Amorphis has a special place in the hearts of everyone involved with Angry Metal Guy. In fact, it was the review of 2009’s awesome Skyforger by AMG Himself that got the ball rolling for your favorite group of opinionated miscreants. As for myself, the Finns had a profound personal effect on me as well. They got me to check out the Kalevala when I was a teenager. Their music woke me up to the fact that I can never let my brother ever water his warhorse upon the seashore. But above all, one of their albums also acted as somewhat of a security blanket during a rather tumultuous time in my life. That album was 1996’s epic Elegy, and it just turned 20 years old.
Anyone who grew up listening to Amorphis knows that the band had three different phases. The first, starting from their Disment of Soul demo through breakout album, 1994’s Tales from the Thousand Lakes, was the band’s early doom/death period. The second phase started with Elegy, where the band started shedding its primitive skin to gestate into something special. As soon as the opening sitar of “Better Unborn” weaves its way into your psyche, you begin to fully appreciate the progressive leanings once hinted at with Tales. Esa Holopainen’s melodic guitar runs soared, Tomi Koivuusari’s guttural growls remained clear yet brutal, but it’s the performance by then-new clean vocalist Pasi Koskinen that hooked you in and kept you enthralled. His energetic singing and beautiful vocal patterns were a clear highlight throughout Elegy, and further punctuated just how far this band had grown in such a short time. This was the sound of a band coming of age, embracing their influences, and turning them into magic.
And there is little ill to be said about this album. “Song of the Troubled One” carried the album’s heft, and is the only song on Elegy to not feature Koskinen, but it remains optimistic and beautiful due to Holopainen’s melodies and the keyboard work of Kim Rantala. “On Rich and Poor” contains one of the hookiest melodic riffs in the band’s entire catalog, and is now enjoying life as a live favorite. “The Orphan,” a heart-wrenching ballad, was made more poignant due to Koskinen’s performance before turning hopeful towards its transcendent ending. Once again, the band drew upon the Kanteletar for inspiration, and once again, they capitalized beautifully. The richness of the production on Elegy is also of importance, as this does not sound at all like an album produced at Sunlight Studios, then OR now.
But there was one song that always got to me from the time I first heard it. That year, my dad suffered from complications due to years of heavy smoking and not taking care of himself, and required bypass surgery to keep his heart functioning. During that time, I must have played “My Kantele (Acoustic Reprise)” about ten times a day, as it brought me a small level of comfort. It was one of the few songs my dad enjoyed in my collection, and he said it was a favorite up until his passing in the summer of 2008, and it’s easy to see why. The arpeggiated guitar melodies, expert use of accordion, Koskinen’s powerful performance, and that moving sitar at the end made “My Kantele (Acoustic Reprise)” arguably the most endearing song in all of Amorphis‘ catalog.
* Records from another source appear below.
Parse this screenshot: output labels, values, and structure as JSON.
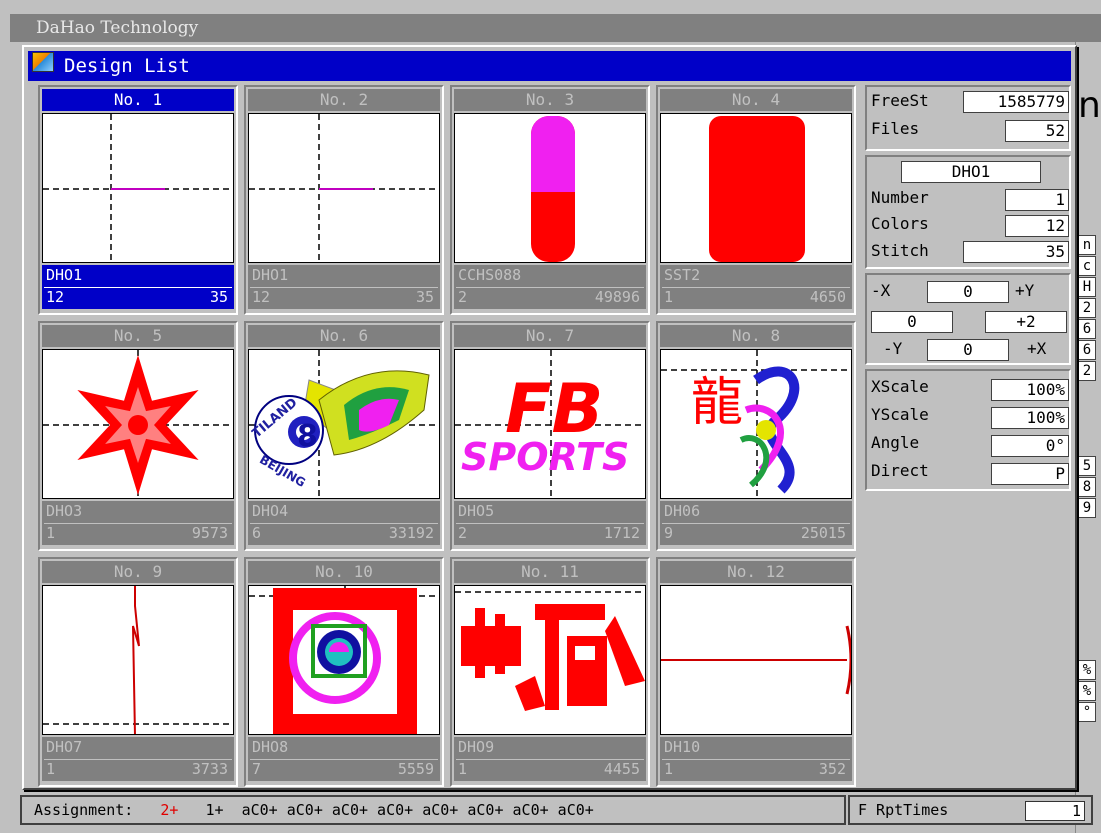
{
  "app": {
    "title": "DaHao Technology",
    "big_letter": "n",
    "side_letters": [
      "n",
      "c",
      "H",
      "2",
      "6",
      "6",
      "2",
      "5",
      "8",
      "9",
      "%",
      "%",
      "°"
    ]
  },
  "background_bar": {
    "label": "Assignment:",
    "red": "2+",
    "rest": "1+  aC0+ aC0+ aC0+ aC0+ aC0+ aC0+ aC0+ aC0+",
    "right_label": "F RptTimes",
    "right_value": "1"
  },
  "dialog": {
    "title": "Design List"
  },
  "designs": [
    {
      "no": "No. 1",
      "name": "DHO1",
      "colors": "12",
      "stitch": "35"
    },
    {
      "no": "No. 2",
      "name": "DHO1",
      "colors": "12",
      "stitch": "35"
    },
    {
      "no": "No. 3",
      "name": "CCHS088",
      "colors": "2",
      "stitch": "49896"
    },
    {
      "no": "No. 4",
      "name": "SST2",
      "colors": "1",
      "stitch": "4650"
    },
    {
      "no": "No. 5",
      "name": "DHO3",
      "colors": "1",
      "stitch": "9573"
    },
    {
      "no": "No. 6",
      "name": "DHO4",
      "colors": "6",
      "stitch": "33192"
    },
    {
      "no": "No. 7",
      "name": "DHO5",
      "colors": "2",
      "stitch": "1712"
    },
    {
      "no": "No. 8",
      "name": "DH06",
      "colors": "9",
      "stitch": "25015"
    },
    {
      "no": "No. 9",
      "name": "DHO7",
      "colors": "1",
      "stitch": "3733"
    },
    {
      "no": "No. 10",
      "name": "DHO8",
      "colors": "7",
      "stitch": "5559"
    },
    {
      "no": "No. 11",
      "name": "DHO9",
      "colors": "1",
      "stitch": "4455"
    },
    {
      "no": "No. 12",
      "name": "DH10",
      "colors": "1",
      "stitch": "352"
    }
  ],
  "panel": {
    "freest_label": "FreeSt",
    "freest_value": "1585779",
    "files_label": "Files",
    "files_value": "52",
    "design_name": "DHO1",
    "number_label": "Number",
    "number_value": "1",
    "colors_label": "Colors",
    "colors_value": "12",
    "stitch_label": "Stitch",
    "stitch_value": "35",
    "minus_x": "-X",
    "minus_x_val": "0",
    "plus_y": "+Y",
    "mid_left_val": "0",
    "mid_right_val": "+2",
    "minus_y": "-Y",
    "minus_y_val": "0",
    "plus_x": "+X",
    "xscale_label": "XScale",
    "xscale_value": "100%",
    "yscale_label": "YScale",
    "yscale_value": "100%",
    "angle_label": "Angle",
    "angle_value": "0°",
    "direct_label": "Direct",
    "direct_value": "P"
  },
  "preview_texts": {
    "fb": "FB",
    "sports": "SPORTS",
    "tiland": "TILAND",
    "eight": "8",
    "beijing": "BEIJING",
    "dragon": "龍"
  },
  "colors": {
    "title_blue": "#0000c8",
    "panel_gray": "#c0c0c0",
    "header_gray": "#808080",
    "stitch_red": "#ff0000",
    "magenta": "#ff00ff"
  }
}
Elegy would be the band’s benchmark album for quite some time, as they would go from its lofty peaks to some rather unfortunate lows before Koskinen left the band in 2004 to be replaced by current vocal powerhouse, Tomi Joutsen, signalling the third era for Amorphis. Elegy is also one of the few albums I can safely proclaim as a “desert island” album, as playing it always feels fresh and puts a huge smile on my face. It was, and still is, a remarkable album, and now it’s almost old enough to drink. Happy Birthday, Elegy.